## [PROBLEM DETAILS]
Return the entries below word for word; no images should appear in the copy.

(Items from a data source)
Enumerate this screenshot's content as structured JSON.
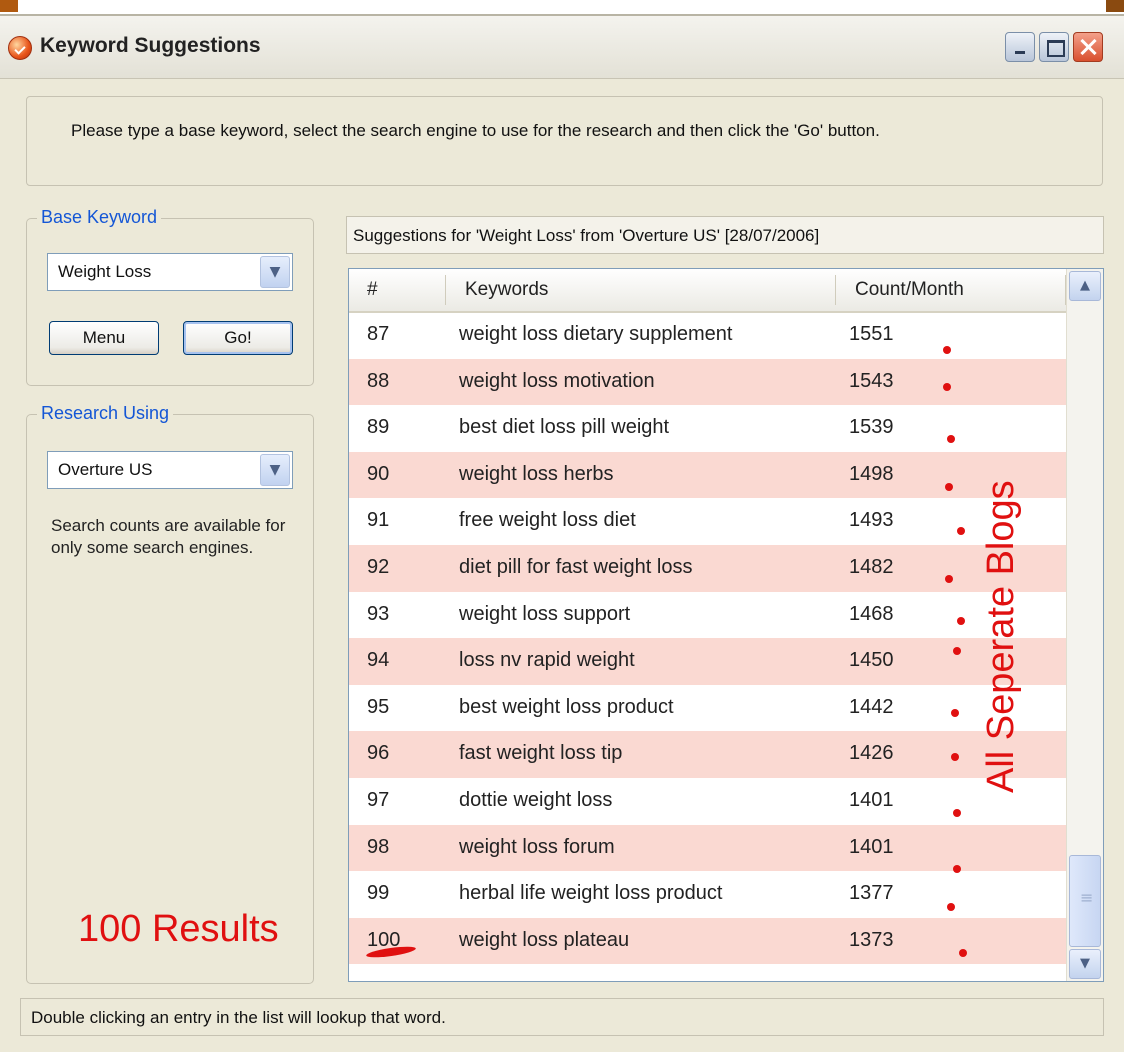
{
  "window": {
    "title": "Keyword Suggestions",
    "controls": [
      "minimize",
      "maximize",
      "close"
    ],
    "accent_color": "#1456d6"
  },
  "instructions": "Please type a base keyword, select the search engine to use for the research and then click the 'Go' button.",
  "base_keyword": {
    "legend": "Base Keyword",
    "value": "Weight Loss",
    "menu_label": "Menu",
    "go_label": "Go!"
  },
  "research": {
    "legend": "Research Using",
    "value": "Overture US",
    "help": "Search counts are available for only some search engines."
  },
  "suggestions_header": "Suggestions for 'Weight Loss' from 'Overture US' [28/07/2006]",
  "list": {
    "columns": [
      "#",
      "Keywords",
      "Count/Month"
    ],
    "rows": [
      {
        "num": "87",
        "keyword": "weight loss dietary supplement",
        "count": "1551"
      },
      {
        "num": "88",
        "keyword": "weight loss motivation",
        "count": "1543"
      },
      {
        "num": "89",
        "keyword": "best diet loss pill weight",
        "count": "1539"
      },
      {
        "num": "90",
        "keyword": "weight loss herbs",
        "count": "1498"
      },
      {
        "num": "91",
        "keyword": "free weight loss diet",
        "count": "1493"
      },
      {
        "num": "92",
        "keyword": "diet pill for fast weight loss",
        "count": "1482"
      },
      {
        "num": "93",
        "keyword": "weight loss support",
        "count": "1468"
      },
      {
        "num": "94",
        "keyword": "loss nv rapid weight",
        "count": "1450"
      },
      {
        "num": "95",
        "keyword": "best weight loss product",
        "count": "1442"
      },
      {
        "num": "96",
        "keyword": "fast weight loss tip",
        "count": "1426"
      },
      {
        "num": "97",
        "keyword": "dottie weight loss",
        "count": "1401"
      },
      {
        "num": "98",
        "keyword": "weight loss forum",
        "count": "1401"
      },
      {
        "num": "99",
        "keyword": "herbal life weight loss product",
        "count": "1377"
      },
      {
        "num": "100",
        "keyword": "weight loss plateau",
        "count": "1373"
      }
    ],
    "alt_row_color": "#fad9d2"
  },
  "status_bar": "Double clicking an entry in the list will lookup that word.",
  "annotations": {
    "results": "100 Results",
    "blogs": "All Seperate Blogs",
    "color": "#e01010"
  }
}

## [REPLY]
Enumerate this screenshot's content as structured JSON.
{
  "window": {
    "title": "Keyword Suggestions",
    "controls": [
      "minimize",
      "maximize",
      "close"
    ],
    "accent_color": "#1456d6"
  },
  "instructions": "Please type a base keyword, select the search engine to use for the research and then click the 'Go' button.",
  "base_keyword": {
    "legend": "Base Keyword",
    "value": "Weight Loss",
    "menu_label": "Menu",
    "go_label": "Go!"
  },
  "research": {
    "legend": "Research Using",
    "value": "Overture US",
    "help": "Search counts are available for only some search engines."
  },
  "suggestions_header": "Suggestions for 'Weight Loss' from 'Overture US' [28/07/2006]",
  "list": {
    "columns": [
      "#",
      "Keywords",
      "Count/Month"
    ],
    "rows": [
      {
        "num": "87",
        "keyword": "weight loss dietary supplement",
        "count": "1551"
      },
      {
        "num": "88",
        "keyword": "weight loss motivation",
        "count": "1543"
      },
      {
        "num": "89",
        "keyword": "best diet loss pill weight",
        "count": "1539"
      },
      {
        "num": "90",
        "keyword": "weight loss herbs",
        "count": "1498"
      },
      {
        "num": "91",
        "keyword": "free weight loss diet",
        "count": "1493"
      },
      {
        "num": "92",
        "keyword": "diet pill for fast weight loss",
        "count": "1482"
      },
      {
        "num": "93",
        "keyword": "weight loss support",
        "count": "1468"
      },
      {
        "num": "94",
        "keyword": "loss nv rapid weight",
        "count": "1450"
      },
      {
        "num": "95",
        "keyword": "best weight loss product",
        "count": "1442"
      },
      {
        "num": "96",
        "keyword": "fast weight loss tip",
        "count": "1426"
      },
      {
        "num": "97",
        "keyword": "dottie weight loss",
        "count": "1401"
      },
      {
        "num": "98",
        "keyword": "weight loss forum",
        "count": "1401"
      },
      {
        "num": "99",
        "keyword": "herbal life weight loss product",
        "count": "1377"
      },
      {
        "num": "100",
        "keyword": "weight loss plateau",
        "count": "1373"
      }
    ],
    "alt_row_color": "#fad9d2"
  },
  "status_bar": "Double clicking an entry in the list will lookup that word.",
  "annotations": {
    "results": "100 Results",
    "blogs": "All Seperate Blogs",
    "color": "#e01010"
  }
}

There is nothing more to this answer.